§ **PROBLEM REQUIREMENTS**
In this material, which lines include the string "selected"? Show them.
-----
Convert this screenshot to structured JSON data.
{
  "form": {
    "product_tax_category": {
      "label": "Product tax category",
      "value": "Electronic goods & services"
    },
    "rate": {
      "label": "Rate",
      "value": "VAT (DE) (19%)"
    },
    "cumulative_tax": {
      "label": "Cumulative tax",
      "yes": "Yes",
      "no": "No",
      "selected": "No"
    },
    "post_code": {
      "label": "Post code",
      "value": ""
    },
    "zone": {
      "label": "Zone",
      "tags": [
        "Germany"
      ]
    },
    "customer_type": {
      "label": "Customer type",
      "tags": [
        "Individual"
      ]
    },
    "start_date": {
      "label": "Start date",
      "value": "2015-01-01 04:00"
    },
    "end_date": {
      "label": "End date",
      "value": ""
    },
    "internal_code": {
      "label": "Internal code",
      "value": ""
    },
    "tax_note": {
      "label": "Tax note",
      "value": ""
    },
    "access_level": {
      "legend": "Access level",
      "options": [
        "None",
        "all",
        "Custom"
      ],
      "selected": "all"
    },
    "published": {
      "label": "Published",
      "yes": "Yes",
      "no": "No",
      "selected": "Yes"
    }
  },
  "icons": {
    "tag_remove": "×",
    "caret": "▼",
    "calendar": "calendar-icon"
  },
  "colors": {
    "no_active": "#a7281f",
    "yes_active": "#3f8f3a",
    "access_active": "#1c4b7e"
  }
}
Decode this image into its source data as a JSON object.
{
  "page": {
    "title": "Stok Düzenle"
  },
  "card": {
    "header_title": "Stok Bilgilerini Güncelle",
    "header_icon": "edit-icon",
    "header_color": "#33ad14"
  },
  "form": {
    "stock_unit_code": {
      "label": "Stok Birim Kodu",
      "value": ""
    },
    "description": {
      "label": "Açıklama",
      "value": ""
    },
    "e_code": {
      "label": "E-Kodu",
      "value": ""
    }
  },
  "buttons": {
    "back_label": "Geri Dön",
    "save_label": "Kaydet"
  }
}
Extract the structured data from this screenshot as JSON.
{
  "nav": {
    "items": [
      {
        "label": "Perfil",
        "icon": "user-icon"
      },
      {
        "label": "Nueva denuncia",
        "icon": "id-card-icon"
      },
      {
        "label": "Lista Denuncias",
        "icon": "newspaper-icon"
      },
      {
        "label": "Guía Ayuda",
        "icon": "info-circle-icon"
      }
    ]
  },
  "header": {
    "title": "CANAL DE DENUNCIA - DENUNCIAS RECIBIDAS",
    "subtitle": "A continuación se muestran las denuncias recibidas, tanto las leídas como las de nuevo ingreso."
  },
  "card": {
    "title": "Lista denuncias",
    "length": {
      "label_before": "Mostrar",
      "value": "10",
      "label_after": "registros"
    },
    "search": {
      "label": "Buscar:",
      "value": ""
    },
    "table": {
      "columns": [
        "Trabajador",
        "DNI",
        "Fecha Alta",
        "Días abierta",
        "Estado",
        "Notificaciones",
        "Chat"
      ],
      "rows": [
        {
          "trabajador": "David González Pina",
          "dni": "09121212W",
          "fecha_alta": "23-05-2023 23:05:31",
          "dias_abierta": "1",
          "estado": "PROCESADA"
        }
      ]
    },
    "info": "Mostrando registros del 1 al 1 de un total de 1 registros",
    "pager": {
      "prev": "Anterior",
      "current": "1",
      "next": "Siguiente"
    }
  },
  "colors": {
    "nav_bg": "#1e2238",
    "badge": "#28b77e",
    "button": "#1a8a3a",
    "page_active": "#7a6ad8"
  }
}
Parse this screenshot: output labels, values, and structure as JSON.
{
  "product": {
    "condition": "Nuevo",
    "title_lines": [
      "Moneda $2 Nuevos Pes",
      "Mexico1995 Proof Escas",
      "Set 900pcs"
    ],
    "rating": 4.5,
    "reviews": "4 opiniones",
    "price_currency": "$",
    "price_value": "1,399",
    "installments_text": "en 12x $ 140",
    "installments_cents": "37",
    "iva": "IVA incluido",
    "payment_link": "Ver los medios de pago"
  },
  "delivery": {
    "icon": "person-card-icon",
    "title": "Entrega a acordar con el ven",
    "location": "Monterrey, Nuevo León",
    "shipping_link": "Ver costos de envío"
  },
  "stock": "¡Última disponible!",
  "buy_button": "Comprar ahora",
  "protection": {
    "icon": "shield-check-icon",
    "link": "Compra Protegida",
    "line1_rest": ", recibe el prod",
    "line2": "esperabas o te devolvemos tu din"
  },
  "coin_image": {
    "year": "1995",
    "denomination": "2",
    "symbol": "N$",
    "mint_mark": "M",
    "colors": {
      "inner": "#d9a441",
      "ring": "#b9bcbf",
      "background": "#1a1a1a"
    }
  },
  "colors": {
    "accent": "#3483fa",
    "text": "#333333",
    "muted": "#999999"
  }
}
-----
§ **OUTPUT FOR THIS EXERCISE**
      "selected": "No"
      "selected": "all"
      "selected": "Yes"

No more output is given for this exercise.